09/05/2012 12:23 pm ET Updated Nov 05, 2012

Do Current Organ Transplant Policies Restrict Potential Donors?

A friend of mine, a transplant surgeon, was emotionally recounting a recent experience. A young woman with organ failure desperately needed a transplant, but none was available, and she was sinking rapidly. She, her family, and the medical team expected that she would be dead before the morning, and she had already said her goodbyes. The team was in despair, knowing that they could have saved her if only the means had been available. Then, suddenly, news came that a donor had been found. Everyone rushed into action, and by the next day joy was unconfined.

That story had a happy ending, but its purpose was to emphasize the thousands of similar stories that end in tragedy. Innumerable people experience firsthand the misery of failing organs, and their doctors suffer the intense distress of knowing they have the skills to save them but not the organs themselves.

The trouble is that organs are not -- at least yet -- like other medical supplies and equipment, to be manufactured at will. All organs come from other people, and most of those other people demand rights over their own bodies, not only while they are alive but even when they are dead.

Many of us wish that the state could requisition the organs of the dead and use them to save the living, instead of allowing them to be wasted by burial or burning. As yet, however, public opinion is nowhere near allowing any such thing. Rightly or wrongly, we make much more fuss about the rights of the dead than the benefit of the living. When there are public scandals about transplantation, these are never about the lives lost that could so easily have been saved, but about organs said to have been improperly procured.

So what can the transplant community do? It is desperate to get more life-saving organs, but it knows that the whole project depends on public support. It must not seem too rapacious in its organ hunt, in case potential donors see their own rights as under threat, and donations fall even further. Instead, it tries to work by appeals to generosity and altruism. People must be assured that their organs cannot be used without consent, even though many patients will die in consequence.

But is this really all that can be done? Even if we accept that consent for donation is essential, it does not follow that procurement policies must remain as they are. There is a range of obstacles to organ procurement that has nothing to do with unwillingness to donate. Many restrictions in law and entrenched medical practice, some old and some new, actually prevent people from making their organs available in certain ways, or curtail their options in ways that may prevent their choosing to do so.

For instance, we know that many people are willing to offer kidneys in return for payment. They did it openly until it was almost universally prohibited, and of course the effect of prohibition -- to the extent that it succeeds -- is to reduce the supply of organs. Would-be vendors will not simply become unpaid donors. We also know that some people would like to impose conditions on the use of organs, because some tried to do it until that, too, was firmly disallowed. We may reasonably speculate, therefore, that many more people might be willing to donate their organs after death if they were allowed some say in who was to get them. We know that even if someone who dies has expressed positive willingness to donate, medics will not override the reluctance of the relatives, even when the law allows them to do so. Many potential donations are lost that way. And for a long time there was a general resistance -- now lessening -- to accepting so-called Samaritan donors: strangers who simply offer a kidney to anyone who needs one. All such policies work against the individual wishes of potential donors as well as the interests of patients. And once you start looking at procurement policies from this point of view, you find many such impediments.

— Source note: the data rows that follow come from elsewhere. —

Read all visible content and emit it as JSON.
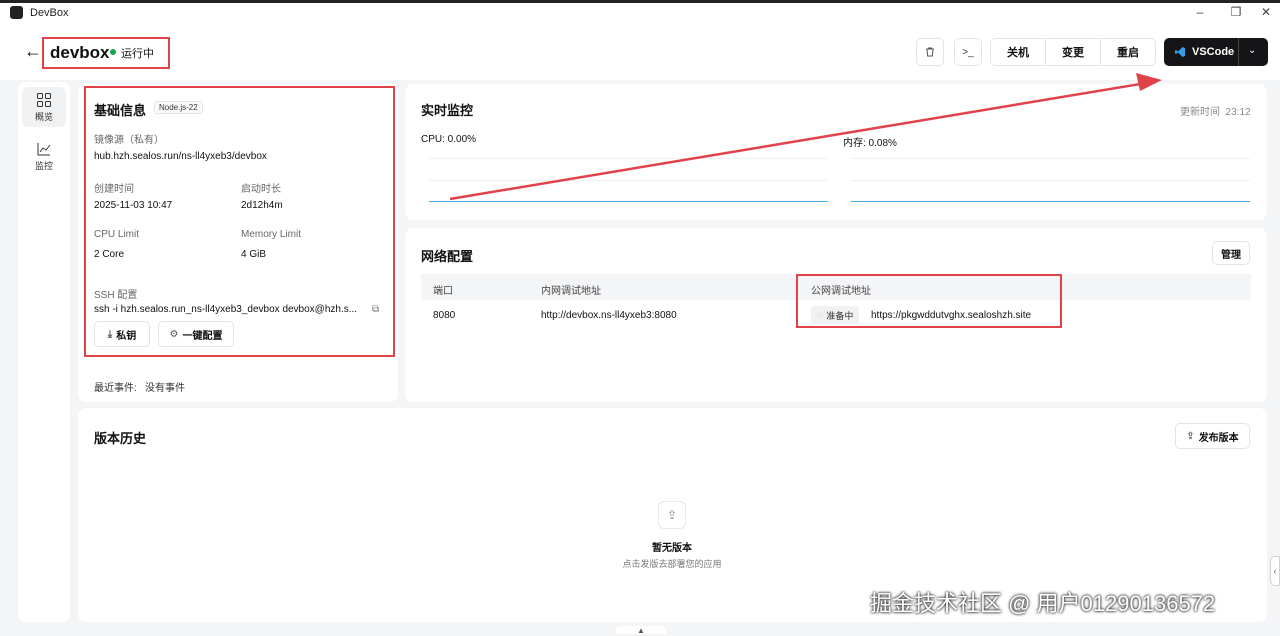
{
  "window": {
    "title": "DevBox"
  },
  "header": {
    "name": "devbox",
    "status": "运行中",
    "buttons": [
      "关机",
      "变更",
      "重启"
    ],
    "terminal_label": ">_",
    "vscode_label": "VSCode"
  },
  "sidebar": {
    "items": [
      {
        "label": "概览",
        "icon": "grid-icon",
        "active": true
      },
      {
        "label": "监控",
        "icon": "line-chart-icon",
        "active": false
      }
    ]
  },
  "basic_info": {
    "title": "基础信息",
    "runtime_tag": "Node.js-22",
    "image_label": "镜像源（私有）",
    "image_value": "hub.hzh.sealos.run/ns-ll4yxeb3/devbox",
    "created_label": "创建时间",
    "created_value": "2025-11-03 10:47",
    "uptime_label": "启动时长",
    "uptime_value": "2d12h4m",
    "cpu_limit_label": "CPU Limit",
    "cpu_limit_value": "2 Core",
    "mem_limit_label": "Memory Limit",
    "mem_limit_value": "4 GiB",
    "ssh_label": "SSH 配置",
    "ssh_value": "ssh -i hzh.sealos.run_ns-ll4yxeb3_devbox devbox@hzh.s...",
    "private_key_btn": "私钥",
    "one_click_btn": "一键配置",
    "recent_events_label": "最近事件:",
    "recent_events_value": "没有事件"
  },
  "monitor": {
    "title": "实时监控",
    "updated": "更新时间  23:12",
    "cpu": "CPU: 0.00%",
    "memory": "内存: 0.08%"
  },
  "network": {
    "title": "网络配置",
    "manage_btn": "管理",
    "columns": [
      "端口",
      "内网调试地址",
      "公网调试地址"
    ],
    "rows": [
      {
        "port": "8080",
        "internal": "http://devbox.ns-ll4yxeb3:8080",
        "public_status": "准备中",
        "public": "https://pkgwddutvghx.sealoshzh.site"
      }
    ]
  },
  "versions": {
    "title": "版本历史",
    "publish_btn": "发布版本",
    "empty_title": "暂无版本",
    "empty_desc": "点击发版去部署您的应用"
  },
  "watermark": "掘金技术社区 @ 用户01290136572",
  "colors": {
    "annotation": "#e0424a",
    "status": "#16a34a",
    "chart": "#4aa8e0"
  }
}
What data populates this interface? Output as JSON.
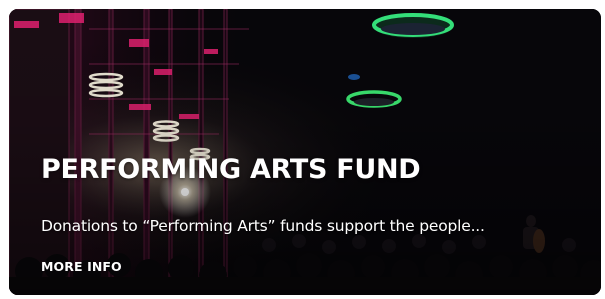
{
  "card": {
    "title": "PERFORMING ARTS FUND",
    "description": "Donations to “Performing Arts” funds support the people...",
    "link_label": "MORE INFO"
  }
}
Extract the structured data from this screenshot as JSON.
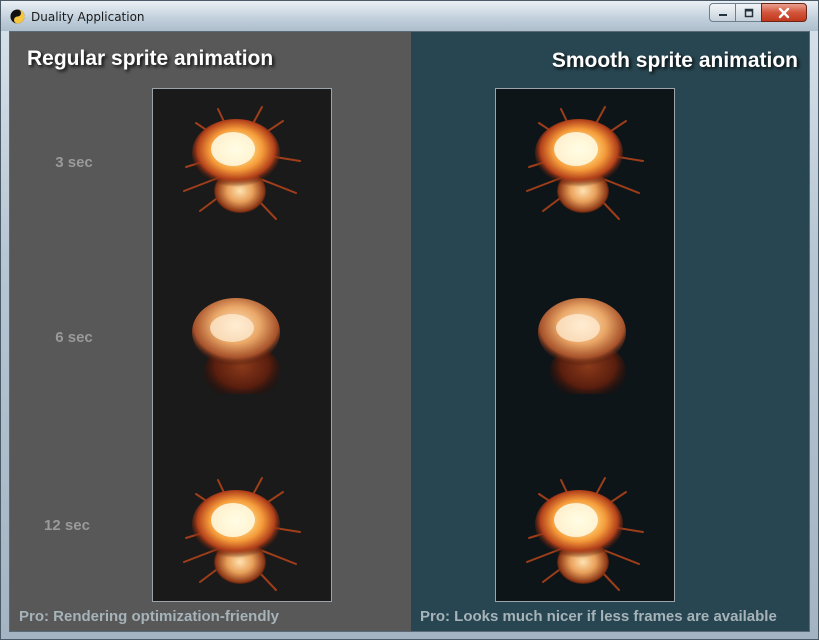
{
  "window": {
    "title": "Duality Application",
    "app_icon": "yin-yang-icon",
    "controls": [
      "minimize-icon",
      "maximize-icon",
      "close-icon"
    ]
  },
  "left_panel": {
    "heading": "Regular sprite animation",
    "background": "#585858",
    "time_labels": [
      "3 sec",
      "6 sec",
      "12 sec"
    ],
    "note": "Pro: Rendering optimization-friendly"
  },
  "right_panel": {
    "heading": "Smooth sprite animation",
    "background": "#284651",
    "note": "Pro: Looks much nicer if less frames are available"
  },
  "sprite_states": [
    "burst",
    "cloud",
    "burst"
  ],
  "colors": {
    "fire_core": "#fff3b0",
    "fire_mid": "#ffb347",
    "fire_outer": "#c4471a",
    "smoke": "#5a1e0e"
  }
}
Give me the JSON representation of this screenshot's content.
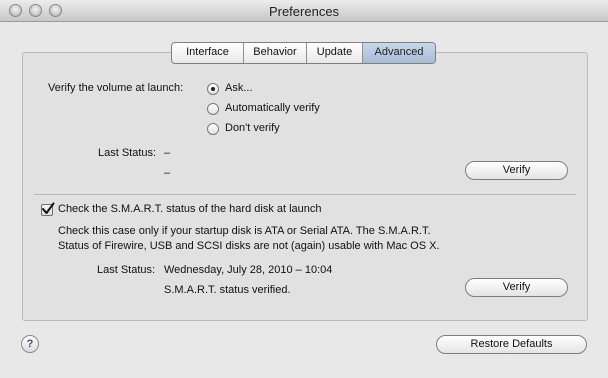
{
  "window": {
    "title": "Preferences"
  },
  "tabs": [
    {
      "label": "Interface"
    },
    {
      "label": "Behavior"
    },
    {
      "label": "Update"
    },
    {
      "label": "Advanced"
    }
  ],
  "verify_section": {
    "label": "Verify the volume at launch:",
    "options": [
      {
        "label": "Ask...",
        "selected": true
      },
      {
        "label": "Automatically verify",
        "selected": false
      },
      {
        "label": "Don't verify",
        "selected": false
      }
    ],
    "last_status_label": "Last Status:",
    "last_status_line1": "–",
    "last_status_line2": "–",
    "verify_button": "Verify"
  },
  "smart_section": {
    "checkbox_label": "Check the S.M.A.R.T. status of the hard disk at launch",
    "checked": true,
    "description_line1": "Check this case only if your startup disk is ATA or Serial ATA. The S.M.A.R.T.",
    "description_line2": "Status of Firewire, USB and SCSI disks are not (again) usable with Mac OS X.",
    "last_status_label": "Last Status:",
    "last_status_date": "Wednesday, July 28, 2010 – 10:04",
    "last_status_result": "S.M.A.R.T. status verified.",
    "verify_button": "Verify"
  },
  "footer": {
    "help_glyph": "?",
    "restore_button": "Restore Defaults"
  },
  "icons": {
    "close": "close-button-icon",
    "minimize": "minimize-button-icon",
    "zoom": "zoom-button-icon",
    "help": "help-icon"
  }
}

Of course, the people who endorse such restrictions believe that they are morally essential, even if lives are lost as a result. However, philosophers and moral psychologists have long known that although our intuitive moral judgments are immediate and strong, they are often incompatible with other judgments we make with equal strength of feeling in other contexts. Furthermore, we usually do not usually seek out these contradictions and try to think them through; instead, we automatically launch into swift and ingenious attempts to keep all our intuitions intact. But if this kind of irrationality is actually causing the deaths of people who could be saved, as well as curtailing the preferences of the people who would otherwise make the necessary organs available, anyone who cares about those deaths is under a serious moral obligation to check with care the intuitions that underpin them.

I believe it can be shown that many such restrictions are unjustified, although here that claim can stand only as an assertion and a challenge. In the meantime, however, there is another matter to consider. These restrictions are not a response to public demand. They are rooted in attempts to slot organ donation into a framework of medical law and practice that it does not fit, and the conservatism of a medical profession reluctant to question its habits of mind.

The fundamental problem is that transplant technology has radically changed the status of organs. In making organs transferable between people, it has made them in many ways like other possessions, and it is pretty clear that this is how most people intuitively think of them. Their organs are theirs, which is why they not only demanded that their consent should be required, but also presumed that they were entitled to give them away, sell them, and bequeath them to specific other people -- until they were prevented from doing so.

Not enough people give organs within the current framework, but it does not follow that most people would resist a radical change to that framework. The question of what policies we should have about the control of organs is not a matter for the medical profession alone but one for the public at large, and it seems likely that most people, if consulted, would welcome the assurance that their organs should count as their property.

That would require many changes in medical law and practice. But it would also open new opportunities, and if, as seems likely, change would also result in more organs becoming available, it should be welcomed by clinicians who must now watch helplessly as their patients suffer and die.